CHRISTIANS HAVE ALWAYS paused for prayer at the noon hour. In apostolic times, it was called the prayer of the “sixth hour,” counting from sunrise. St. Peter was praying the noontime prayers when he received a revelation from the Lord (Acts 10:9). It was also at the sixth hour that Jesus was crucified (Lk 23:44)…. The early Christians remembered these biblical events and precedents as they offered their customary midday prayers.
We can also grow weary midway through our daily struggles. So we pause at midday to renew our flagging efforts in prayer. The traditional Catholic midday prayer [although some also pray it in the early morning and in the evening] is called the Angelus, [and consists] of verses with responses, each followed by the recitation of the Hail Mary.
The verses and responses are scriptural, drawn from the story of Jesus’ conception as told in the Gospels of Luke (1:26-28 and 1:38) and John (1:14). Thus, at the turning point of our day, we remember the turning point of human history: the moment when an angel appeared to a young woman named Mary and told her of God’s plan to send the Messiah to the world as her child. All subsequent history, and all of creation, turned on her consent.
If we are growing weak or weary at midday, or … discouraged … we can look to Mary and know that we, too, can rely on the help of the angels and the providence of God, who has a plan for us.

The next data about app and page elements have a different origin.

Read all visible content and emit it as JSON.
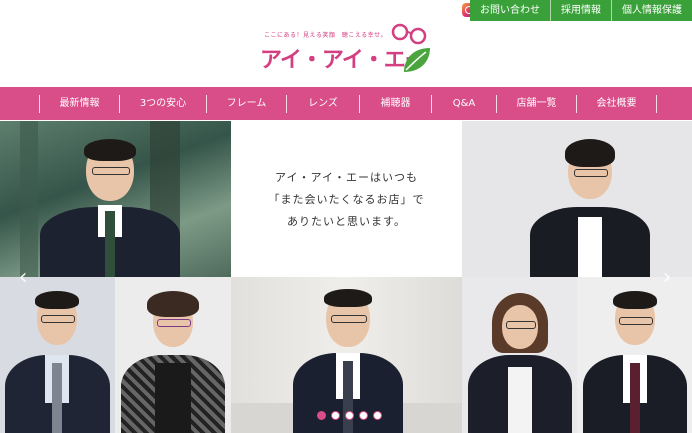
{
  "header": {
    "logo": {
      "tagline": "ここにある！見える笑顔　聴こえる幸せ。",
      "name": "アイ・アイ・エー"
    },
    "top_links": [
      "お問い合わせ",
      "採用情報",
      "個人情報保護"
    ],
    "instagram_icon": "instagram-icon"
  },
  "nav": {
    "items": [
      "最新情報",
      "3つの安心",
      "フレーム",
      "レンズ",
      "補聴器",
      "Q&A",
      "店舗一覧",
      "会社概要"
    ]
  },
  "hero": {
    "message": [
      "アイ・アイ・エーはいつも",
      "「また会いたくなるお店」で",
      "ありたいと思います。"
    ],
    "slide_count": 5,
    "active_slide": 1
  },
  "colors": {
    "brand_pink": "#d94d88",
    "brand_green": "#3aa13a"
  }
}
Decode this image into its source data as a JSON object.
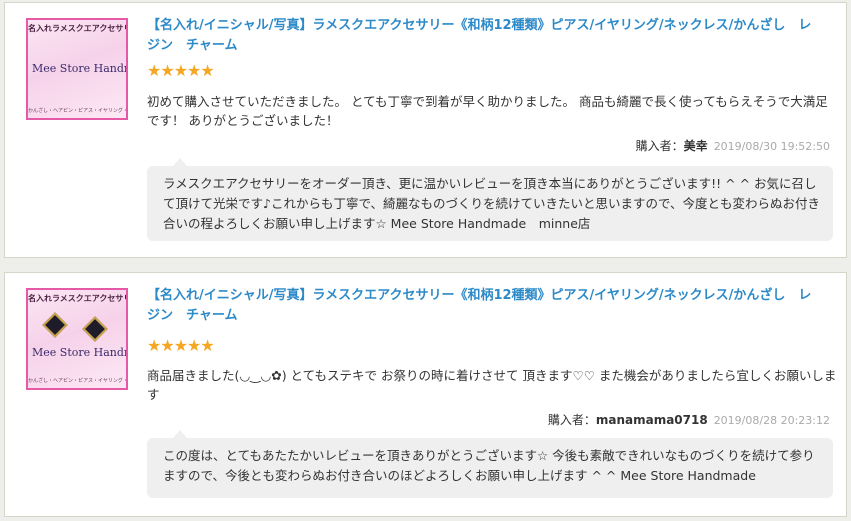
{
  "reviews": [
    {
      "thumb": {
        "title": "名入れラメスクエアクセサリー",
        "brand": "Mee Store Handmade",
        "sub": "かんざし・ヘアピン・ピアス・イヤリング・ネックレス"
      },
      "product_title": "【名入れ/イニシャル/写真】ラメスクエアクセサリー《和柄12種類》ピアス/イヤリング/ネックレス/かんざし　レジン　チャーム",
      "stars": "★★★★★",
      "rating": 5,
      "text": "初めて購入させていただきました。 とても丁寧で到着が早く助かりました。 商品も綺麗で長く使ってもらえそうで大満足です！ ありがとうございました！",
      "buyer_label": "購入者：",
      "buyer_name": "美幸",
      "date": "2019/08/30 19:52:50",
      "reply": "ラメスクエアクセサリーをオーダー頂き、更に温かいレビューを頂き本当にありがとうございます!! ^ ^ お気に召して頂けて光栄です♪これからも丁寧で、綺麗なものづくりを続けていきたいと思いますので、今度とも変わらぬお付き合いの程よろしくお願い申し上げます☆ Mee Store Handmade　minne店"
    },
    {
      "thumb": {
        "title": "名入れラメスクエアクセサリー",
        "brand": "Mee Store Handmade",
        "sub": "かんざし・ヘアピン・ピアス・イヤリング・ネックレス"
      },
      "product_title": "【名入れ/イニシャル/写真】ラメスクエアクセサリー《和柄12種類》ピアス/イヤリング/ネックレス/かんざし　レジン　チャーム",
      "stars": "★★★★★",
      "rating": 5,
      "text": "商品届きました(◡‿◡✿) とてもステキで お祭りの時に着けさせて 頂きます♡♡ また機会がありましたら宜しくお願いします",
      "buyer_label": "購入者：",
      "buyer_name": "manamama0718",
      "date": "2019/08/28 20:23:12",
      "reply": "この度は、とてもあたたかいレビューを頂きありがとうございます☆ 今後も素敵できれいなものづくりを続けて参りますので、今後とも変わらぬお付き合いのほどよろしくお願い申し上げます ^ ^ Mee Store Handmade"
    }
  ],
  "colors": {
    "title": "#2d8ac9",
    "star": "#f5a623",
    "reply_bg": "#efefef",
    "thumb_border": "#e45aa7"
  }
}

Scott Hahn, Signs of Life (New York: Doubleday, 2009),
Pages 95-98. Used with permission.